  8. Christians baptized once and for all; the Qumranites took repeated lustrations for purity. [Sch, 129]
  9. The Essenes apparently believed in two Messiahs, one priestly, the other Davidic [Sch130]. In Christianity Jesus was seen as filling both roles (cf. Hebrews).

    A worthy side note on this topic is that the Essenes expected messianic salvation to be revealed in the wilderness -- in direct opposition to Jesus' warning to not follow anyone who claims that that is where the Messiah will be found [Sch134; cf. Matt. 24:46). The only clear role the Essenes assigned to their Messiahs was to preside at the communal meal [Kam, 196]. There is no indication of atonement for sins.

  10. Jesus repudiates any idea that his followers will conduct a physical war to begin the Kingdom, whereas Qumranites saw a war as the instigation, with angels fighting on their side [Sch136].
  11. An oft-noted similarity is the sharing of goods as communal property (Acts 2:44-5).

    This is offset by two points: 1) This would not have been atypical for any social "ingroup" of the period to some extent; 2) at Qumran, initiates were not allowed to share in community property for a year, and then their property was handed over to the Bursar who held it for another year. Only after that was the property merged with that of others [Kam, 193].

  12. Another claimed similarity is that of a communal meal with bread and wine.
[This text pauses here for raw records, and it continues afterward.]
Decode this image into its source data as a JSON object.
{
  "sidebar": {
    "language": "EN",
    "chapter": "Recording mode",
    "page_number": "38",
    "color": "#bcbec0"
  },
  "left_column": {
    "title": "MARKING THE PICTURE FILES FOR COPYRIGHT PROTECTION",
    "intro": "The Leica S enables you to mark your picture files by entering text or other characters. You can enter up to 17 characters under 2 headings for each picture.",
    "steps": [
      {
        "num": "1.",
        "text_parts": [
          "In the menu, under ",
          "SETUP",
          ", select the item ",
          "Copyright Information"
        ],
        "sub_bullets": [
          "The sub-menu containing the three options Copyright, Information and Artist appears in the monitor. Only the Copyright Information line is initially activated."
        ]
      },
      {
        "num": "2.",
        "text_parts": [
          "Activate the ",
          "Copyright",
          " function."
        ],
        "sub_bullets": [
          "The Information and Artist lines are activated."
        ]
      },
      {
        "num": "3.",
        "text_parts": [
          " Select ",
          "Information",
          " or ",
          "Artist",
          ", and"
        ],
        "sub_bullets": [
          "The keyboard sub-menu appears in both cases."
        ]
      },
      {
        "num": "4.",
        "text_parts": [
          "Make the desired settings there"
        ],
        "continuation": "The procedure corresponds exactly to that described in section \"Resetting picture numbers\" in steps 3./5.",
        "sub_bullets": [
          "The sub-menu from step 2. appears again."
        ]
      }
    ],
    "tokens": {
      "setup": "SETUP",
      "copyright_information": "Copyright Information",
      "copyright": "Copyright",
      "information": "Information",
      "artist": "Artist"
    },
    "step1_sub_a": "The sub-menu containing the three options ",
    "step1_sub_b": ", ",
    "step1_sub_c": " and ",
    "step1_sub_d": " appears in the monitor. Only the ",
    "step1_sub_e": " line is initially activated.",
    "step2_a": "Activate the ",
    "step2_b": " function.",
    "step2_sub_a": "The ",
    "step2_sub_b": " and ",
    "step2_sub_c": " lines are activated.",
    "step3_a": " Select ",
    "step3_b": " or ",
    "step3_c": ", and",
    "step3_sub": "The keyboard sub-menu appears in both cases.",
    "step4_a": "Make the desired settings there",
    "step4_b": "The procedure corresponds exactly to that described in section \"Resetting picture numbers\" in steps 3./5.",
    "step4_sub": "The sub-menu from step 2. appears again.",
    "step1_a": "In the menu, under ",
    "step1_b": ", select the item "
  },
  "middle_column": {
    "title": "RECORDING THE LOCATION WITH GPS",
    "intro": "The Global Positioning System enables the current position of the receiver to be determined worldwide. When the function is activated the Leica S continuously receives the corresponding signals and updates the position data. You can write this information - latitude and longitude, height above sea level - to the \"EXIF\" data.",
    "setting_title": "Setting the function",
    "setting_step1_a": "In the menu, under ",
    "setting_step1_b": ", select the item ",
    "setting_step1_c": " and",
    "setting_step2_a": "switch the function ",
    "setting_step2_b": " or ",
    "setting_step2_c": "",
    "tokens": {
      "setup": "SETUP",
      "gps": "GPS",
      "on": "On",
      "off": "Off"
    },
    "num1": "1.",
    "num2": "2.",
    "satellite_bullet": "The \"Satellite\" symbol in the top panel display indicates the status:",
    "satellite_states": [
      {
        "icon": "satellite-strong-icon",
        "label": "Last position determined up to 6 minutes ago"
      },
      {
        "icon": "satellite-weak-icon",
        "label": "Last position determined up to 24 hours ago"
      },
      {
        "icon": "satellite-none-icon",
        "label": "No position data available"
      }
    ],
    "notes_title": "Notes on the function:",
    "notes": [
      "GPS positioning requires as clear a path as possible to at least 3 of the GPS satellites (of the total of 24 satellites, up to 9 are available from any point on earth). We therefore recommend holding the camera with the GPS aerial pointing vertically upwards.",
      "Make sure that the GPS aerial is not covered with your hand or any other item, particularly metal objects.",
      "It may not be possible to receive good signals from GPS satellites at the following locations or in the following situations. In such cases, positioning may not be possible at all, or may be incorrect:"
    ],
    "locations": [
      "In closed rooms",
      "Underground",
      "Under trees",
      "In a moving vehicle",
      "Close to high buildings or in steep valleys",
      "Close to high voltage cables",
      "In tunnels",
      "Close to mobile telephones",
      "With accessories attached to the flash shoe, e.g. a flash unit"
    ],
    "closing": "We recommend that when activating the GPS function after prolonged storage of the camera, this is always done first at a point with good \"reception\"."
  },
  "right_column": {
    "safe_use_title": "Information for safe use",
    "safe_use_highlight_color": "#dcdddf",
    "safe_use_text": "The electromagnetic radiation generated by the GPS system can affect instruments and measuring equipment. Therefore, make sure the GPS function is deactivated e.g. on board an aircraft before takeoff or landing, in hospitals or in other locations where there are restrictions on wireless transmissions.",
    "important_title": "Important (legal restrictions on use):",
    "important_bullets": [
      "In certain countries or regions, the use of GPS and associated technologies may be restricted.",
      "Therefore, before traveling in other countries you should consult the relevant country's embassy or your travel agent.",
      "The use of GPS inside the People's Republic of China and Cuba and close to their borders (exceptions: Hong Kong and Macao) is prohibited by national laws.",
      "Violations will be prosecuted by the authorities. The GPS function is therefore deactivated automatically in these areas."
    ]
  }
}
Aside from that these ancient staples were often used for communal meals in many groups, here again there were probationary periods before which the initiate could eat (1 year) and drink (2 years) [Kam, 194].
  13. Paul and the Qumranites both made use of Habakkuk 2:4, "The righteous live by faith." But whereas Paul uses it to argue that faith, not works, is the way to salvation, Qumran's Habakkuk Commentary uses it to encourage fidelity to the law! [Kam, 199]

Against this, we have similarities of the sort best explained by a common root in Judaism (i.e., appointing groups of 12 to serve, copying the 12 tribes; eschatological expectations; administration; dualism) or in the political and social situation of the day (i.e., rejection of the corrupt Temple apparatus by some members; sharing of goods among an ingroup).

Vermes does see Paul adopting Qumranic symbolism for his own purposes [218] and also suggests that Christianity borrowed certain Essene models for "organization and religious practice." But this was done, he adds, after the manner of a nascent movement looking for practical tips to survive and operate.

A couple of final notes are in order:

  1. Any critic seeking to make light of the lack of mention of the Essenes in the NT as a proof of identity should know that the Essenes are also conspicuously not mentioned in the rabbinic literature [220]. Schubert [Sch123] adds that it is uncertain what the Essenes even called themselves; "Essenes" as a term is not even found in the Qumran texts.

    Schubert suggests Essenes may have been included en bloc as among those who were "looking for the Kingdom of God" along with righteous persons like Joseph of Arimathea. [125] Some have suggested as well that the male water carrier in the Gospels was an Essene. Some suggest that Luke 16:8-9 refers to the Essenes (who called themselves "children of light") but not all agree to this.

  2. Having seen such differences as above, the resort will inevitably be to, "Well of course, Christianity came from Essenism, but evolved into a different movement." At the point this is used, the data is being molded to fit the theory rather than the other way around. The differences above are so radical that "evolution" would be a far more complex theory than independence and would require a great deal more tangible evidence than, "John the Baptist hung around in the same neck of the woods".

    The differences are enormous and cut to the fundamentals of each movement, so that foundational independence, with common roots in Judaism and influence only of the sort found among any pair of social movements in the same political and religious milieu, is a far simpler and easier explanation.